» YOUR TASK
Count how many lines in the data hold "üzrə". Only the number.

-------------------------

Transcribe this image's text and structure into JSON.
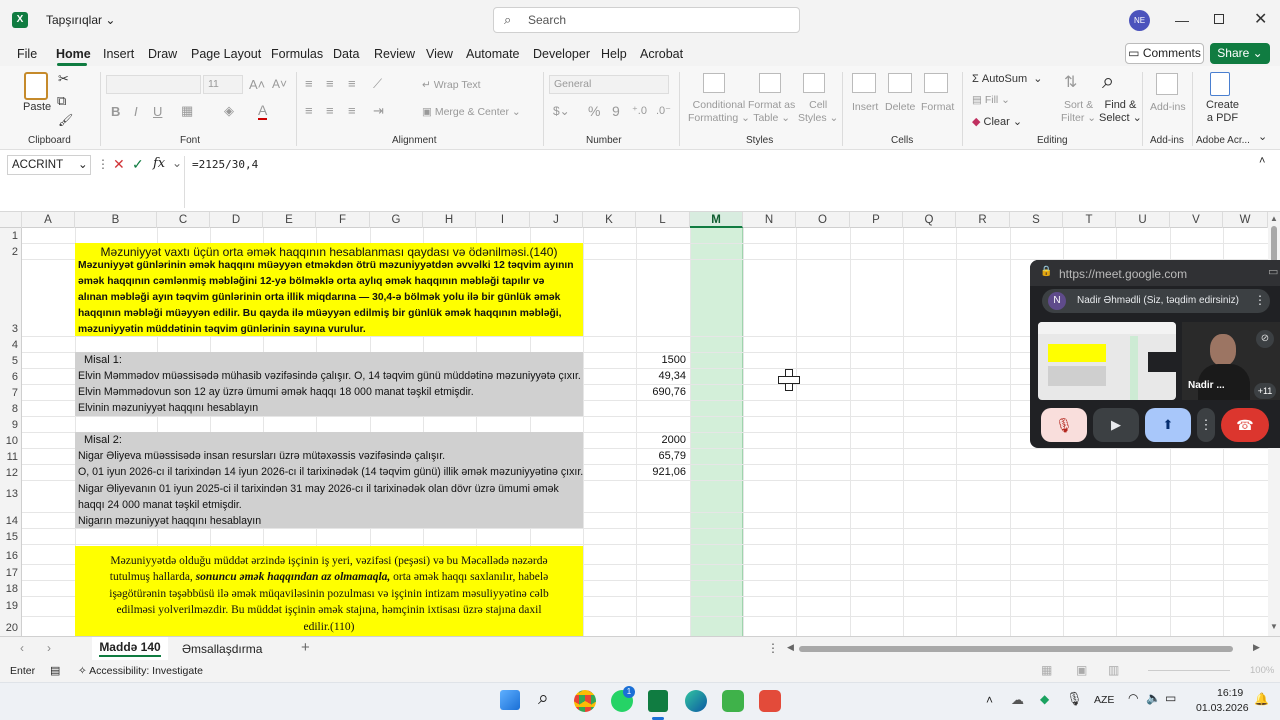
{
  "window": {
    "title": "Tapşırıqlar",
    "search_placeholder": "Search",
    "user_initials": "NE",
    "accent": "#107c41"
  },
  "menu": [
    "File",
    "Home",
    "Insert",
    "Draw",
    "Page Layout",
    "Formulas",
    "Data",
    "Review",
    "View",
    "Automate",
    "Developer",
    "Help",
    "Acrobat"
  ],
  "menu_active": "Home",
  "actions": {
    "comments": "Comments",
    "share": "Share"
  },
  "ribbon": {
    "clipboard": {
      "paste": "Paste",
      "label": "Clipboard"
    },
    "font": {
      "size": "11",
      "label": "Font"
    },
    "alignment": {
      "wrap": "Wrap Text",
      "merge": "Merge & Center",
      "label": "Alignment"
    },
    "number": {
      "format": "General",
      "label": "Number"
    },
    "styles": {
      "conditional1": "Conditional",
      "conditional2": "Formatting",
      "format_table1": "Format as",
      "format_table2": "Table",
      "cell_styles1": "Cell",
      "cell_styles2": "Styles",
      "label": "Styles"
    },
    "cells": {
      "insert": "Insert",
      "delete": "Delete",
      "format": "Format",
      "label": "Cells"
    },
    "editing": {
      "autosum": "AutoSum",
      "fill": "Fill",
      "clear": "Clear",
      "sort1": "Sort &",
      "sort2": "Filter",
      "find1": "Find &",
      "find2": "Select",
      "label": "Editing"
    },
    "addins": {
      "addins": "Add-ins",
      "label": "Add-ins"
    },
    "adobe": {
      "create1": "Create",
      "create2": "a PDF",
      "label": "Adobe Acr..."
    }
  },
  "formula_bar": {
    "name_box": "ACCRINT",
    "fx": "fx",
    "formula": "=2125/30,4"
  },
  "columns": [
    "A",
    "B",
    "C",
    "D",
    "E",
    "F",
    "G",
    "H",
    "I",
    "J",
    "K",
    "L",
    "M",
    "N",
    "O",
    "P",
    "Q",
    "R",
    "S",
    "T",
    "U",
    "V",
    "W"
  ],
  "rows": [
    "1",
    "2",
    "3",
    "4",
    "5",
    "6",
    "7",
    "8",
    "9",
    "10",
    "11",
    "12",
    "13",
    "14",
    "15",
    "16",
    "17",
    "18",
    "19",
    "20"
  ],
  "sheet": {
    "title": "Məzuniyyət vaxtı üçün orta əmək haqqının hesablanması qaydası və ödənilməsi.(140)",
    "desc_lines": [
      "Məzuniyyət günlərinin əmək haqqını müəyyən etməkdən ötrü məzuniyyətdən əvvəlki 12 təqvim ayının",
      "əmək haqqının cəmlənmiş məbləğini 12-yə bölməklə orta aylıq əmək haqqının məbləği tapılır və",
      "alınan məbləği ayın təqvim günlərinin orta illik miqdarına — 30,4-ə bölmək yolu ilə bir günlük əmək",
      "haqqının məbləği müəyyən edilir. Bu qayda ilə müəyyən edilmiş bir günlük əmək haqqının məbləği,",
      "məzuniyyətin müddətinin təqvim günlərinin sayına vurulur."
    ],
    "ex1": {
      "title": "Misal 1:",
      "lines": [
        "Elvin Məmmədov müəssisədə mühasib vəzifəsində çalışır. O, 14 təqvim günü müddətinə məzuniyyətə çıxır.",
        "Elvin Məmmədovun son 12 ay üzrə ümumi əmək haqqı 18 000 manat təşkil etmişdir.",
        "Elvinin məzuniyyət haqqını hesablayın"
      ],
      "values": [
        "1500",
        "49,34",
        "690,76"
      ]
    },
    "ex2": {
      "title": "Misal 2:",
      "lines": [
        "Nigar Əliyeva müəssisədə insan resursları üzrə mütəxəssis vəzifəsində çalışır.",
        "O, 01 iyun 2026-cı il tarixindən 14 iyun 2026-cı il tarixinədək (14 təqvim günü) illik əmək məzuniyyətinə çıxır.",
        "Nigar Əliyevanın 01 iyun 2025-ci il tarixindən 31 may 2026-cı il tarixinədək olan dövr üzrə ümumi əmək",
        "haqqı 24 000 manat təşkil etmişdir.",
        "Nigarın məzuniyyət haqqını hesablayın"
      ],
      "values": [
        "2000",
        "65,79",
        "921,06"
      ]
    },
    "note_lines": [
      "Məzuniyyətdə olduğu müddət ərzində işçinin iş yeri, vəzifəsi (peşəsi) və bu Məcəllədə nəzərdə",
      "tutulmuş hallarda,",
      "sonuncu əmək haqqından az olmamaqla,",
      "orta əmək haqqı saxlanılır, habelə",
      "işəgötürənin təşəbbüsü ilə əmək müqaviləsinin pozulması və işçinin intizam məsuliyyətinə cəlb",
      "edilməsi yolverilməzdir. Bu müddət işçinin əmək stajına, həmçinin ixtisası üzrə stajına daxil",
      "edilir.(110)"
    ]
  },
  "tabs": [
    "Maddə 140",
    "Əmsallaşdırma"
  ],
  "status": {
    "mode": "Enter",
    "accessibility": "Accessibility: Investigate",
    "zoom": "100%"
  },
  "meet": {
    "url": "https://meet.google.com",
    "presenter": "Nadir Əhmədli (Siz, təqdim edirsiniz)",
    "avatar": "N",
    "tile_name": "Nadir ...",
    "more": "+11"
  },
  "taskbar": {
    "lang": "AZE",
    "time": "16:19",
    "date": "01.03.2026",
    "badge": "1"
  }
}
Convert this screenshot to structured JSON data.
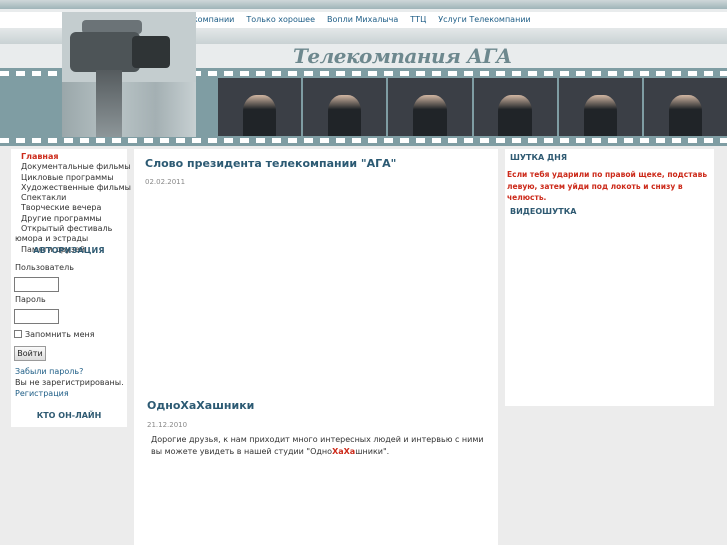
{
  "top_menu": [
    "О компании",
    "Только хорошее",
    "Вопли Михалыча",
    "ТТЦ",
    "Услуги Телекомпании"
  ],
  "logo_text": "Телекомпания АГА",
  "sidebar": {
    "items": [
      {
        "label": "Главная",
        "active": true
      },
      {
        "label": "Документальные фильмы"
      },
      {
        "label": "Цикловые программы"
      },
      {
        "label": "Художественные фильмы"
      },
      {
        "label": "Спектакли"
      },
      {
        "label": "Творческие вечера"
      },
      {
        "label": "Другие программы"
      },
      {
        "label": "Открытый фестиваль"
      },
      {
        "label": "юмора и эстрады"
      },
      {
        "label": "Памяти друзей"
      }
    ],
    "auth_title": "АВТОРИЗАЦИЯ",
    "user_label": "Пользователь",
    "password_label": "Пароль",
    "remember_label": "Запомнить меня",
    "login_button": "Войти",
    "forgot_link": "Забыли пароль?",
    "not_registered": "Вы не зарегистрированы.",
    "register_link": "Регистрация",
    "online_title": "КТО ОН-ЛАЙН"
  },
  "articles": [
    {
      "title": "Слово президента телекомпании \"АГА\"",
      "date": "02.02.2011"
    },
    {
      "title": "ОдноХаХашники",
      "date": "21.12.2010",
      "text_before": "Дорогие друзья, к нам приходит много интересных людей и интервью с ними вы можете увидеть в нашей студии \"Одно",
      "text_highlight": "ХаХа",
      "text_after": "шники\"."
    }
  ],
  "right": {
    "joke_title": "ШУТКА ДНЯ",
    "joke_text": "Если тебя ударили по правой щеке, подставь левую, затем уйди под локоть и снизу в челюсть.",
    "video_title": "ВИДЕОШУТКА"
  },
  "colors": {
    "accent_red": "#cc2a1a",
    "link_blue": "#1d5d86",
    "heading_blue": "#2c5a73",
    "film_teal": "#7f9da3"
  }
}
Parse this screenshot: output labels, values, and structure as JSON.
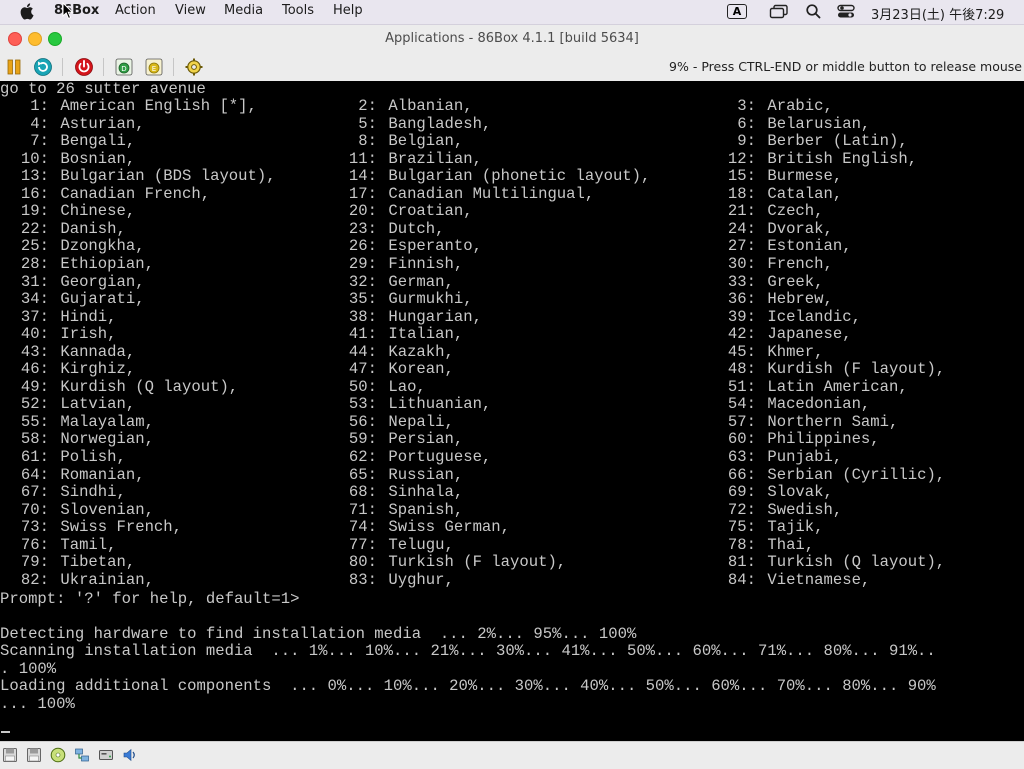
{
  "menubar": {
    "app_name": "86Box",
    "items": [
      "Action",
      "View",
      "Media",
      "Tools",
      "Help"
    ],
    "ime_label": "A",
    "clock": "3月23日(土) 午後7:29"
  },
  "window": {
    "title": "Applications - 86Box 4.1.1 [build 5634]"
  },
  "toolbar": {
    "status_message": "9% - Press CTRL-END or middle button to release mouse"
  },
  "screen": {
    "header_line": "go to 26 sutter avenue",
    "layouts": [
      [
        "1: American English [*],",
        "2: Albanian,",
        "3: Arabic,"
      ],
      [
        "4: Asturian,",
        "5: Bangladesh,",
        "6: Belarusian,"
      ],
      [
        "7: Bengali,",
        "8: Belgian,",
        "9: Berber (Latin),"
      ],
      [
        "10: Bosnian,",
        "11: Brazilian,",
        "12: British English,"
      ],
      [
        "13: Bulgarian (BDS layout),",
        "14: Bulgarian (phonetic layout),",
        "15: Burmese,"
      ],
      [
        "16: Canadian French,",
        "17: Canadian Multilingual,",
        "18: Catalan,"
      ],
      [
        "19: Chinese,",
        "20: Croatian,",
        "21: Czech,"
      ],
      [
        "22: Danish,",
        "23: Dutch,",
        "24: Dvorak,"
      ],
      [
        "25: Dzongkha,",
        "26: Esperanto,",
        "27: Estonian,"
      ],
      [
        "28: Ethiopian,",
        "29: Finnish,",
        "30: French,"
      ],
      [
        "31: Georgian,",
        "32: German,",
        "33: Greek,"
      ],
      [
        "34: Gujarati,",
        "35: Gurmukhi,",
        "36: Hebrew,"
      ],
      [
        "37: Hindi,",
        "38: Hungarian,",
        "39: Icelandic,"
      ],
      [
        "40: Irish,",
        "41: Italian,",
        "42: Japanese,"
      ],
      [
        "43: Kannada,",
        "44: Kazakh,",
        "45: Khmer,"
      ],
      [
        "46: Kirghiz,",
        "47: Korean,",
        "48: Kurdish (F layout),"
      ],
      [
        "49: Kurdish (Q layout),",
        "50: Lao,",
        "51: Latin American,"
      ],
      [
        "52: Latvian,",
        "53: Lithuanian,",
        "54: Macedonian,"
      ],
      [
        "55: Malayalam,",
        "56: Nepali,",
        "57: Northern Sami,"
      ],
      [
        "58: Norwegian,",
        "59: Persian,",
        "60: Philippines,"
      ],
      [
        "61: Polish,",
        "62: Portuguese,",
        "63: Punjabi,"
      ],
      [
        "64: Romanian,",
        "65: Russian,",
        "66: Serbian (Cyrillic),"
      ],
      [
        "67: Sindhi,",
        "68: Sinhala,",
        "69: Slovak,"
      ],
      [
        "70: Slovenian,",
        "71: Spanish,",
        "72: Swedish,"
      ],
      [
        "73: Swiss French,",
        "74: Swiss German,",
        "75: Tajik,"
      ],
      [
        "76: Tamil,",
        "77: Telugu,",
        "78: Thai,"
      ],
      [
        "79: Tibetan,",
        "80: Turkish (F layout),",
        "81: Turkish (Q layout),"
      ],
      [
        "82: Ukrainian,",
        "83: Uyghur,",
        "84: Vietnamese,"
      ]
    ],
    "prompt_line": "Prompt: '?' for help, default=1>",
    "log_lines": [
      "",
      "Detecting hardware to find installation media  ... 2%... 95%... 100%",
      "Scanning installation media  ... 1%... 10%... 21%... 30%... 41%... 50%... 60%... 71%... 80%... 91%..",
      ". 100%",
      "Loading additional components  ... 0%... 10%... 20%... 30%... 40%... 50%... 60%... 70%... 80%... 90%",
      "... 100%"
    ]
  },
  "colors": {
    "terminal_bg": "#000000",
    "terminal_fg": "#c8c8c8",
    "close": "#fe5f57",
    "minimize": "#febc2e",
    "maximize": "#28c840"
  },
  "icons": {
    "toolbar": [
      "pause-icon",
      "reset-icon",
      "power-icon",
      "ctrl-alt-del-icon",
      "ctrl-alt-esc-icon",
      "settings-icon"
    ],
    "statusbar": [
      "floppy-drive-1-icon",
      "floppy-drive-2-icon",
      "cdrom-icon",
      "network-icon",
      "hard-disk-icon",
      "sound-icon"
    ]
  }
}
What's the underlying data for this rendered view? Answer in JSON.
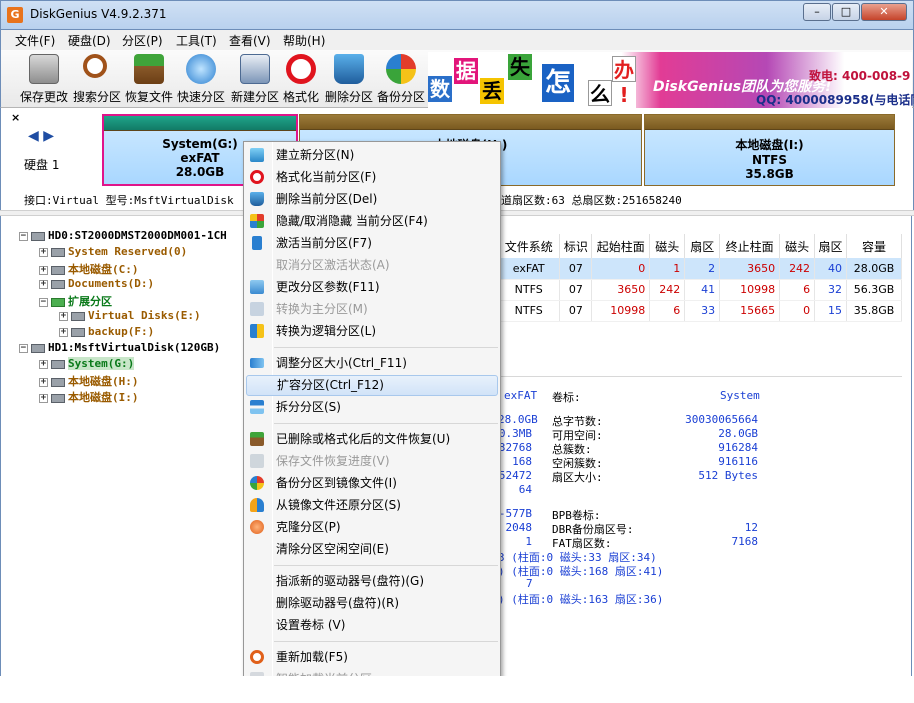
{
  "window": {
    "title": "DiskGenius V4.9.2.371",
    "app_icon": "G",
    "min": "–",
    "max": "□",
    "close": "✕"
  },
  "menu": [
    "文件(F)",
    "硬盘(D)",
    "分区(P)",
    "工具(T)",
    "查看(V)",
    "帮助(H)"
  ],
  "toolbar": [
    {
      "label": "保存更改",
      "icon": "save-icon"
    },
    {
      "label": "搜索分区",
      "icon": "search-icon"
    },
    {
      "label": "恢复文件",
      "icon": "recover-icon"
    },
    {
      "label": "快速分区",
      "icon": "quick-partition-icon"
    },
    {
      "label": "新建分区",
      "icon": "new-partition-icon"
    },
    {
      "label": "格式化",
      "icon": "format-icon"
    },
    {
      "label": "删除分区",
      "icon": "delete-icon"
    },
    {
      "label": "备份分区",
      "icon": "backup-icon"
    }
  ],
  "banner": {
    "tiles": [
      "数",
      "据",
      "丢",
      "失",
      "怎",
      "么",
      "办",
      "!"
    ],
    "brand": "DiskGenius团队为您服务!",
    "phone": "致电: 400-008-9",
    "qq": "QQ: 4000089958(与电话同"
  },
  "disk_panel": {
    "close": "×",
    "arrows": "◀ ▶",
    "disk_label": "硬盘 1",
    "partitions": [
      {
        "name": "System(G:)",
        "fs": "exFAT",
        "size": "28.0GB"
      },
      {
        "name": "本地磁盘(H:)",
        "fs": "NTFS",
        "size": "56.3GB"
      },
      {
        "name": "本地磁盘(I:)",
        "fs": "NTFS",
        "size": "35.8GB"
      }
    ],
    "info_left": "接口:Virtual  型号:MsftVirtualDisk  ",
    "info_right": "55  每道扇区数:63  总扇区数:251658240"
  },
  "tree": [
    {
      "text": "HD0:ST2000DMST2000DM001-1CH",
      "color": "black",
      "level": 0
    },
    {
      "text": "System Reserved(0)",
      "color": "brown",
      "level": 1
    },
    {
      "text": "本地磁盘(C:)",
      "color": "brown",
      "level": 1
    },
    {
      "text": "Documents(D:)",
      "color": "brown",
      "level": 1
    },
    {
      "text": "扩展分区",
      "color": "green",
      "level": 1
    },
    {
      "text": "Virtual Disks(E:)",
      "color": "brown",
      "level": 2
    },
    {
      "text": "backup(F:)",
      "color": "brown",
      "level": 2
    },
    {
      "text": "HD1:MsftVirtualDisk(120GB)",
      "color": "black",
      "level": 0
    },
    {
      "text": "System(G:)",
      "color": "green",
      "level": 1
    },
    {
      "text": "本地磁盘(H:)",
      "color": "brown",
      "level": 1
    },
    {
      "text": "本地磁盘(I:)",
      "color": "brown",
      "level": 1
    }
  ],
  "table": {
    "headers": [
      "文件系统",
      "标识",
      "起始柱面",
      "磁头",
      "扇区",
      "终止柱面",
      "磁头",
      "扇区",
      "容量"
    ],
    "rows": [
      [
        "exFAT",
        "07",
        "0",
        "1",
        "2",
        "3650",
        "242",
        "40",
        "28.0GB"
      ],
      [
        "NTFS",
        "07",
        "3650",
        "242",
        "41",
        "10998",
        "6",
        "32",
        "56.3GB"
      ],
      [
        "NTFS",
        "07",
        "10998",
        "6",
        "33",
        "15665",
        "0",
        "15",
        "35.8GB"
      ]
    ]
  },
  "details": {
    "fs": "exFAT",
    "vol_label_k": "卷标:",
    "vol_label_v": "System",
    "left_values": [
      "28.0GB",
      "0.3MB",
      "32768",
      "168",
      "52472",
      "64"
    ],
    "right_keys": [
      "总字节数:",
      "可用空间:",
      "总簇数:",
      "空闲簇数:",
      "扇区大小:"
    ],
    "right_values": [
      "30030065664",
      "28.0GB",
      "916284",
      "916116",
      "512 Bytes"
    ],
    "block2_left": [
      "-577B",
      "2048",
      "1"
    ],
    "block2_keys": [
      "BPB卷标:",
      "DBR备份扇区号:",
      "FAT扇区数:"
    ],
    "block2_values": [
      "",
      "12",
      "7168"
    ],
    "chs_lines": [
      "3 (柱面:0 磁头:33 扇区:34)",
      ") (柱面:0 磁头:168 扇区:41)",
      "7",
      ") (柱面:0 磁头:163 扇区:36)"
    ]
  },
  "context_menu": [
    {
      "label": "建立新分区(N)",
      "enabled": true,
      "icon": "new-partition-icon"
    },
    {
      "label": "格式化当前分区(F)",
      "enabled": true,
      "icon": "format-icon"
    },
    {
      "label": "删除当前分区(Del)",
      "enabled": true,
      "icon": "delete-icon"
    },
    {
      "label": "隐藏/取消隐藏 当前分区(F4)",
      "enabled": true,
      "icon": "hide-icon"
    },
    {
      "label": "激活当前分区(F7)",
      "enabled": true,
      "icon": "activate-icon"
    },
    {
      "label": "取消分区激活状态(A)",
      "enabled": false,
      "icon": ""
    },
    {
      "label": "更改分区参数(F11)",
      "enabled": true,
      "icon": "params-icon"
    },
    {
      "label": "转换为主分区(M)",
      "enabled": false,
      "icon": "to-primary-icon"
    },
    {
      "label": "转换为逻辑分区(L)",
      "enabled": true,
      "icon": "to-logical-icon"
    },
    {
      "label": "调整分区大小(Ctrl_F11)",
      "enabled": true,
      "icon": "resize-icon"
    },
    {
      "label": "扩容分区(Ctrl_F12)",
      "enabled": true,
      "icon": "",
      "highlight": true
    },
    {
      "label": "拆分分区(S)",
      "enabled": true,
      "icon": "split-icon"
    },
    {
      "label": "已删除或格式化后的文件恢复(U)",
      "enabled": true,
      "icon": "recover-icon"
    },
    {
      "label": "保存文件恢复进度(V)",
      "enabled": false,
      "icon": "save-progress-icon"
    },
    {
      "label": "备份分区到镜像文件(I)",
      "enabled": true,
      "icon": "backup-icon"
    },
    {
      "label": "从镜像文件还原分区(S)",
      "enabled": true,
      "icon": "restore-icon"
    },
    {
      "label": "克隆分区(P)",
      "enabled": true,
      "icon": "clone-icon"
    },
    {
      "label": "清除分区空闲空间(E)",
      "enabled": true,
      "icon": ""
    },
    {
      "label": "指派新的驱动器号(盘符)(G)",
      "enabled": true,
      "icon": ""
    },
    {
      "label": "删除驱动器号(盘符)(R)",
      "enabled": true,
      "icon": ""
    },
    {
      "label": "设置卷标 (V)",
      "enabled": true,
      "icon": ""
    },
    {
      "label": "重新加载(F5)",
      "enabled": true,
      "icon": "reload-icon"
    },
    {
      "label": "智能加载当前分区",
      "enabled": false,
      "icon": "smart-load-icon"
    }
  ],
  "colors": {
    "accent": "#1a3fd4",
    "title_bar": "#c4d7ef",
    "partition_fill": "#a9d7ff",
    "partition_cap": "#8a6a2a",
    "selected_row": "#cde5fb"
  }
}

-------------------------

» EXERCISE ANSWER
4